How The Moors Murderers Were Finally Caught

The first killing occurred on July 12, 1963. Sadly, four more lives would be taken before Ian Brady and Myra Hindley would be caught, per Biography, and later found guilty of a horrific spree of serial killings. The Moors Murders are so named because of their association with Saddleworth Moor, in the Greater Manchester, England area.

As reported by The New York Times, the five victims ranged from 17 years old (Edward Evans) to just 10 (Lesley Ann Downey). In the heartbreaking case of Lesley, the killers made an infamous recording in which it appears she can be heard crying for her mother. It's a case marked by tragedy but also by the incredible strength of spirit of the bereaved families (a letter from the slain Keith Bennett's mother to Hindley was so impassioned that it led Hindley to aid the police in a 1986 search of the moor).
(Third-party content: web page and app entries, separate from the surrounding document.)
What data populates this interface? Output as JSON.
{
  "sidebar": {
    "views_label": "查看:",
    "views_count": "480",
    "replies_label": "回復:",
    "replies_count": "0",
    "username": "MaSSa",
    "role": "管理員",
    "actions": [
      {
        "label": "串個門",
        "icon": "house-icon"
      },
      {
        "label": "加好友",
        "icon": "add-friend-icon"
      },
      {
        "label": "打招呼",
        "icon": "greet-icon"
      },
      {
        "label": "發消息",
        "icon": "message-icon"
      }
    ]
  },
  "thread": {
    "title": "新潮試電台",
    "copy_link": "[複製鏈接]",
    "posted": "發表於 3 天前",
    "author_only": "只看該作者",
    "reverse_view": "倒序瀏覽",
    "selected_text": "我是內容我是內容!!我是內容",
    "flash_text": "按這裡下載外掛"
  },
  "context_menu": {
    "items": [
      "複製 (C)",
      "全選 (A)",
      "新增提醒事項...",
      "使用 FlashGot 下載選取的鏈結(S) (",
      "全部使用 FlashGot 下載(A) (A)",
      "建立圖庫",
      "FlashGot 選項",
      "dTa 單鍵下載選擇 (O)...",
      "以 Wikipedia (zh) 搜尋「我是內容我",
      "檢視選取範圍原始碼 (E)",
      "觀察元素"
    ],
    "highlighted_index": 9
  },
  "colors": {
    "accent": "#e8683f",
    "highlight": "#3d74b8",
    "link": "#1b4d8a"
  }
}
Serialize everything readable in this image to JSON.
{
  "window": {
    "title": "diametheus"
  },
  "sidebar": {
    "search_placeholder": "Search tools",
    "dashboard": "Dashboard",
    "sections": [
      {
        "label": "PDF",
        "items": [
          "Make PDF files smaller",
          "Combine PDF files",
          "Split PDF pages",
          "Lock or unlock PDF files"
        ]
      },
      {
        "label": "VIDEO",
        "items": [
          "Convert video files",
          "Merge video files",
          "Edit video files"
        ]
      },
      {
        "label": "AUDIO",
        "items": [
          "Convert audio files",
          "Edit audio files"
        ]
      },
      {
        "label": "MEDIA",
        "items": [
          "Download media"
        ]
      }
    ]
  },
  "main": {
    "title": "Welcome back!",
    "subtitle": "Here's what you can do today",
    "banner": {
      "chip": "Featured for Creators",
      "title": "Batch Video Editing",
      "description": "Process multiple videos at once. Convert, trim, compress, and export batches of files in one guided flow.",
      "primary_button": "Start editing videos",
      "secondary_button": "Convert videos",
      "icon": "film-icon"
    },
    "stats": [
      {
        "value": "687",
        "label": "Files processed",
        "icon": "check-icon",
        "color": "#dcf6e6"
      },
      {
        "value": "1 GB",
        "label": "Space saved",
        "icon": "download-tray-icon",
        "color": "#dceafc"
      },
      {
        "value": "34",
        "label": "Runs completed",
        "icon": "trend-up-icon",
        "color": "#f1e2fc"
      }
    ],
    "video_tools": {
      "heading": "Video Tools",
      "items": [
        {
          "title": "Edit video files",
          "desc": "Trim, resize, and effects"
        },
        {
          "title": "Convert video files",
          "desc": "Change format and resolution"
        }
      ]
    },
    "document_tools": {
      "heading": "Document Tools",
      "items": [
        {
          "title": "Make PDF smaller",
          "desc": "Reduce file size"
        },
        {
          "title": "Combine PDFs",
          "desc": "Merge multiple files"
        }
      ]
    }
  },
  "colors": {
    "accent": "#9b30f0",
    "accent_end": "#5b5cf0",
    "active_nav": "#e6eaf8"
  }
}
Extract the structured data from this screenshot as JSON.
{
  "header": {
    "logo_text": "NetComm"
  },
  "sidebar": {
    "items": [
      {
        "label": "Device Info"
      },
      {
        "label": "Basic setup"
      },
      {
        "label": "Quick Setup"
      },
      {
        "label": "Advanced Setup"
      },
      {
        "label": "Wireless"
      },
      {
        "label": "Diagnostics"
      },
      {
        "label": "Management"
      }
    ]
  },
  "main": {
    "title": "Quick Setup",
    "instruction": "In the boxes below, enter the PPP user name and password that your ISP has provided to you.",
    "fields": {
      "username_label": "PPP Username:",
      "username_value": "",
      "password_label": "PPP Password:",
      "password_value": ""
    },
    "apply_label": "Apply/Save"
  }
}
The pair abducted, abused, and murdered for around two years, per All That's Interesting. It was Hindley's own sister and brother-in-law who finally caught them, in terrible circumstances.

Per All That's Interesting, the pair had lured Edward Evans, their final victim, to their home when Hindley's brother-in-law, David Smith, arrived. He entered as the killers were plying Evans with wine, and Brady actually killed the young man while Smith was in the apartment. Smith reportedly heard a terrible scream and dashed into the room, where Brady loomed over Evans wielding a hatchet. He later remembered the sound of the "terrible hard blow" Brady delivered to Evans' head.

Myra Hindley's brother-in-law witnesses a killing and reports the pair

Crime And Investigation says that Smith, also 17 years old, had been summoned by the couple. Smith had been charged with acts of violence himself, after a difficult childhood, and Brady had reportedly seen him as a potential accomplice.

Witnessing Edward Evans' death, Crime And Investigation goes on, Smith cooperated with the pair and moved the body into a bedroom, before hurrying home in a haunted state and reporting Brady and Hindley to the police. When the authorities arrived, they found Evans' body, and in the course of the investigation, suitcases hidden in a local train station's locker contained heartwrenching pieces of evidence. The recording of Lesley's death and hastily written plans for disposing of Evans' body on the moor among them.

The beginning of their trial, April 27, 1966, saw both plead not guilty and offer contradictory accounts. Hindley, per All That's Interesting, maintained that she cooperated only because she feared she would be killed too. Both received life sentences for the deaths of the three victims whose bodies had been found at the time: Lesley Ann Downey, John Kilbride, and Edward Evans. Both died in jail: Brady in 2017 at 79, per Crime And Investigation, and Hindley in 2020, aged 60.